PROBLEM TO WORK ON ::
Find every line in the records below that holds the word "content", and copy it out.

(Element data from apps and pages)
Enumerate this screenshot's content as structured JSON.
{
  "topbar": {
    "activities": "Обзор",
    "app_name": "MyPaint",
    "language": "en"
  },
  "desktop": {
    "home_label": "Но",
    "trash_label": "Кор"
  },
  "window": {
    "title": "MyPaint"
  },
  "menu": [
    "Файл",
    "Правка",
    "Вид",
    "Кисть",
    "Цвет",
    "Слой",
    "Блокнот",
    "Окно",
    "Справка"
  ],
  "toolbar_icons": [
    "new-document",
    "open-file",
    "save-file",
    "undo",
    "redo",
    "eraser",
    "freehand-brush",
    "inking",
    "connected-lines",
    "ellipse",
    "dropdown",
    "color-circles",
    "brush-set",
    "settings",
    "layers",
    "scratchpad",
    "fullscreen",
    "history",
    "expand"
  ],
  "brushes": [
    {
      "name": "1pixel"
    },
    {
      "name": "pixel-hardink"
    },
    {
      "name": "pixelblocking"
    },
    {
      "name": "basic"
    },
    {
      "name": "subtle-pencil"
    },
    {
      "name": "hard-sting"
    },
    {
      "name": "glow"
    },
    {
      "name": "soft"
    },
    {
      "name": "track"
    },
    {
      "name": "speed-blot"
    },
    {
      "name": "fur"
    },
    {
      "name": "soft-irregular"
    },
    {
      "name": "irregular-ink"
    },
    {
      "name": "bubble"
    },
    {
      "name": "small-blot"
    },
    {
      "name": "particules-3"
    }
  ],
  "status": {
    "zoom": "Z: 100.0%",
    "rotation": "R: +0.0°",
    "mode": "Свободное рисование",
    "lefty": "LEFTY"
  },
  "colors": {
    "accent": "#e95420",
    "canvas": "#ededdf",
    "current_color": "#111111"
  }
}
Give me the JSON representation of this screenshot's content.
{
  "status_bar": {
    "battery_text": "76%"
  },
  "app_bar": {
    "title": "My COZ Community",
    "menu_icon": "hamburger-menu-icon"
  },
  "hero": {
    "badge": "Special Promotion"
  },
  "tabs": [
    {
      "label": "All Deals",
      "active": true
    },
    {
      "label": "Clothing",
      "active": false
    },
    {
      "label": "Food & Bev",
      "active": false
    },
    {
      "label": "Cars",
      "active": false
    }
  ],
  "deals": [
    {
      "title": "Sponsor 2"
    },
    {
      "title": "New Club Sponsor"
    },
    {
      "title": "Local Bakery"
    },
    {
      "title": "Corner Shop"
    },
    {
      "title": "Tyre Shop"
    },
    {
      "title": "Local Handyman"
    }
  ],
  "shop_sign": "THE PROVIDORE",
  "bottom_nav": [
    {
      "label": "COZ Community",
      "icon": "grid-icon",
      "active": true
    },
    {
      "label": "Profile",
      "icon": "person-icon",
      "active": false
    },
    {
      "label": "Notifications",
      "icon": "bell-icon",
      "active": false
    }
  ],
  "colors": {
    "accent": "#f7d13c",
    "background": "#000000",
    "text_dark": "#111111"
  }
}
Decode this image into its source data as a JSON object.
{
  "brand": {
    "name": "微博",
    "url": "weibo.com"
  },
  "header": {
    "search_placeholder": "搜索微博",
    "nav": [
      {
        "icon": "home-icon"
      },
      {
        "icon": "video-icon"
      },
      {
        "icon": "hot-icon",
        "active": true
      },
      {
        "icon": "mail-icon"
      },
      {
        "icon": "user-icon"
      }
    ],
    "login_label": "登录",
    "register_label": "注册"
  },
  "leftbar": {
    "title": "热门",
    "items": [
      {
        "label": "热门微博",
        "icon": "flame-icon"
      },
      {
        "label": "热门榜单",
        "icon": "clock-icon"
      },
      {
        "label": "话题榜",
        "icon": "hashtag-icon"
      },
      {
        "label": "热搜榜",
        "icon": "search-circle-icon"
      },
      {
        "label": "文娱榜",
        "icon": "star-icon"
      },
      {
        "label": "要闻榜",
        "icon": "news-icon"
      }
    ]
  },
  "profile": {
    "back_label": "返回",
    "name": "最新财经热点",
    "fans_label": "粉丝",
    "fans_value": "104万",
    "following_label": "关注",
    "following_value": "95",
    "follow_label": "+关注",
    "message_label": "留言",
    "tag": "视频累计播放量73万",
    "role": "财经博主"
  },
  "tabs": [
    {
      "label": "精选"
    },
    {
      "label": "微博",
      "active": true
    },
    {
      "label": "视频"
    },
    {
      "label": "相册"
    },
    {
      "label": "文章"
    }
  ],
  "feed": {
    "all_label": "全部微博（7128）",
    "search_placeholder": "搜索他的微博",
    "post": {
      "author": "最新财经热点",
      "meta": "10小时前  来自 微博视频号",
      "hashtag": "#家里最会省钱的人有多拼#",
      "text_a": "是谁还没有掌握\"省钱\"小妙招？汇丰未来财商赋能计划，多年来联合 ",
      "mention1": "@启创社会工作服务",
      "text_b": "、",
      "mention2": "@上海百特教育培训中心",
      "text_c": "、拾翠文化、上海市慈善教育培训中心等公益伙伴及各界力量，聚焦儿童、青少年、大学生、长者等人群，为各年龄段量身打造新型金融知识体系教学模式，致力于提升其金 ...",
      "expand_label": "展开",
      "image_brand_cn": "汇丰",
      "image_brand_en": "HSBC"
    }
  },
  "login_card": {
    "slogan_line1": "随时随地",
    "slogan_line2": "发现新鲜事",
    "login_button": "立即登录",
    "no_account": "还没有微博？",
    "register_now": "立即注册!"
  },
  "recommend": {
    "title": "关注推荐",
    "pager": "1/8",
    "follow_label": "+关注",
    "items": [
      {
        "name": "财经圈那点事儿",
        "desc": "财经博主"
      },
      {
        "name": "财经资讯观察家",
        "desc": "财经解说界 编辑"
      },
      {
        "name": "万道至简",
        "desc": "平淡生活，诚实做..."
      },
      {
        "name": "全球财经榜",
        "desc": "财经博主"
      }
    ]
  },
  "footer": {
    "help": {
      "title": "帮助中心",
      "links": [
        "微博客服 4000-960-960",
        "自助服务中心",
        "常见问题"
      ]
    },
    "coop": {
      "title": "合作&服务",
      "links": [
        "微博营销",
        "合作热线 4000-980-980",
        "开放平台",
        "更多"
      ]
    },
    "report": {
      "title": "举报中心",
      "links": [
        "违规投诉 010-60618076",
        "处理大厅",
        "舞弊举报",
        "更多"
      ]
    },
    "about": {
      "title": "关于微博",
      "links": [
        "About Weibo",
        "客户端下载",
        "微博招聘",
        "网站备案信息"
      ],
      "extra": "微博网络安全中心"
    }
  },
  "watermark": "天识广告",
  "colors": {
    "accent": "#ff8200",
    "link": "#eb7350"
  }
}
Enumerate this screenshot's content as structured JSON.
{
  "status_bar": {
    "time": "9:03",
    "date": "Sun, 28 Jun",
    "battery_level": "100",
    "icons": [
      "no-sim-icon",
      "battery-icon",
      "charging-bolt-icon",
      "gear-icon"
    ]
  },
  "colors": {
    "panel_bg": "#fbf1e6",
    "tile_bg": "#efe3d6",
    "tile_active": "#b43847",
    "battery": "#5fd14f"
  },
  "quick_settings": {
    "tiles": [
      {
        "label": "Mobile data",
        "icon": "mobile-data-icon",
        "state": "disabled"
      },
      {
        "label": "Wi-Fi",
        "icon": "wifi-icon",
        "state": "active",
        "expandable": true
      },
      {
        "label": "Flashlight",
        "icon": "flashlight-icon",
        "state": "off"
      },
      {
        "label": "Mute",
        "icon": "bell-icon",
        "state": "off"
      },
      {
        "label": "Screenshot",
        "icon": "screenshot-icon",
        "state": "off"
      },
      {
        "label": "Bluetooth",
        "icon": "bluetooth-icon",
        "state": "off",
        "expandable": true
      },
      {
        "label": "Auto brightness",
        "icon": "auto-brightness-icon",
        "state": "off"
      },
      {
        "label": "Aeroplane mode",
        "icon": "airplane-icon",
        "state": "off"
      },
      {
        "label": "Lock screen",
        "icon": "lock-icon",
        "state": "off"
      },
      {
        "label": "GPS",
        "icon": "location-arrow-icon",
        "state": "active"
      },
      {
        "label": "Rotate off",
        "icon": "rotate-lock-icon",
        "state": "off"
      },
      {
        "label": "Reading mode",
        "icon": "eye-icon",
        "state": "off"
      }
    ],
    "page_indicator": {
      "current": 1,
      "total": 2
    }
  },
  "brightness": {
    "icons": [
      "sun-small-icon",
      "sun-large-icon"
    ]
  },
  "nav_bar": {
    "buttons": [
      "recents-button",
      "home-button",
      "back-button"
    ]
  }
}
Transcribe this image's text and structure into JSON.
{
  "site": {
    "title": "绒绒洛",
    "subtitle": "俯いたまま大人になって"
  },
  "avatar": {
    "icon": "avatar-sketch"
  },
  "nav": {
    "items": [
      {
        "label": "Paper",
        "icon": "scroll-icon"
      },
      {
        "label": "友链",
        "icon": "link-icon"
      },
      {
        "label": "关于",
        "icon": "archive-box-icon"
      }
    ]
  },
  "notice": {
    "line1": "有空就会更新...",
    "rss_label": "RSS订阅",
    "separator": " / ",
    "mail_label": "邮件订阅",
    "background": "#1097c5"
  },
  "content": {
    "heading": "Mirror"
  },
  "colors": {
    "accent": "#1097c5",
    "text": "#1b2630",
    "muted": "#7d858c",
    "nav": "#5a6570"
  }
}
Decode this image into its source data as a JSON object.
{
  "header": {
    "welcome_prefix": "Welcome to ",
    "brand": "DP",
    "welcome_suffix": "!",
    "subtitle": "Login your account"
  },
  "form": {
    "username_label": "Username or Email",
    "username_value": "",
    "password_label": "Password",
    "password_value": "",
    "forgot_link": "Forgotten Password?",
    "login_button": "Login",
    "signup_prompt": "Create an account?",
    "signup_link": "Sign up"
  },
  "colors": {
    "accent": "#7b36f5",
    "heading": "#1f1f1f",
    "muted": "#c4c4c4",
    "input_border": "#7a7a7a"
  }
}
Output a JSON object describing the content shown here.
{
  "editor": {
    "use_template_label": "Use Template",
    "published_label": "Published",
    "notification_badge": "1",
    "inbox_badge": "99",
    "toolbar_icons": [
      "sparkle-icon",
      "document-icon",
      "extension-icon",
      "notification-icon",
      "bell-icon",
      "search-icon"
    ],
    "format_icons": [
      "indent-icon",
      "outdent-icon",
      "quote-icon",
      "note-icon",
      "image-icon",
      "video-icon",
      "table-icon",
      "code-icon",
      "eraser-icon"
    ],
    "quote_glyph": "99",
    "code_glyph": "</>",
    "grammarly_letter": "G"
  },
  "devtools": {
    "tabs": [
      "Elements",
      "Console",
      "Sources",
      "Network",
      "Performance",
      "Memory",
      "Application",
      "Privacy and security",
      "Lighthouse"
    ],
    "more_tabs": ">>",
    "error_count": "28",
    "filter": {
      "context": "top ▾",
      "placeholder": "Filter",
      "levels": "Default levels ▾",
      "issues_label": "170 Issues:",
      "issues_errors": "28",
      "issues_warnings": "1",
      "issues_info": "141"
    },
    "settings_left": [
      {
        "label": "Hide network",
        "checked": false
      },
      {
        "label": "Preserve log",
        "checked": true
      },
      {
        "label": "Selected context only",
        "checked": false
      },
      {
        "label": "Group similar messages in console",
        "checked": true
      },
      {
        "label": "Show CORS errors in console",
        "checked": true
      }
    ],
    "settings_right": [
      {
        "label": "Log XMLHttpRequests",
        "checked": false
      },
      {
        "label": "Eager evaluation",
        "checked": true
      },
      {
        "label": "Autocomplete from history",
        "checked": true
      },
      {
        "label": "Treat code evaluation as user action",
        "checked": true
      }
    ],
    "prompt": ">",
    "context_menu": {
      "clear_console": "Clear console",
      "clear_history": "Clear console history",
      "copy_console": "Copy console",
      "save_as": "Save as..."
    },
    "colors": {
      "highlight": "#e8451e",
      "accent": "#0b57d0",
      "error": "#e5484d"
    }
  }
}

RESPONSE TO THE TASK ::
Enumerate this screenshot's content as structured JSON.
Give me the JSON representation of this screenshot's content.
Enumerate this screenshot's content as structured JSON.
  "content": {
Output a JSON object describing the content shown here.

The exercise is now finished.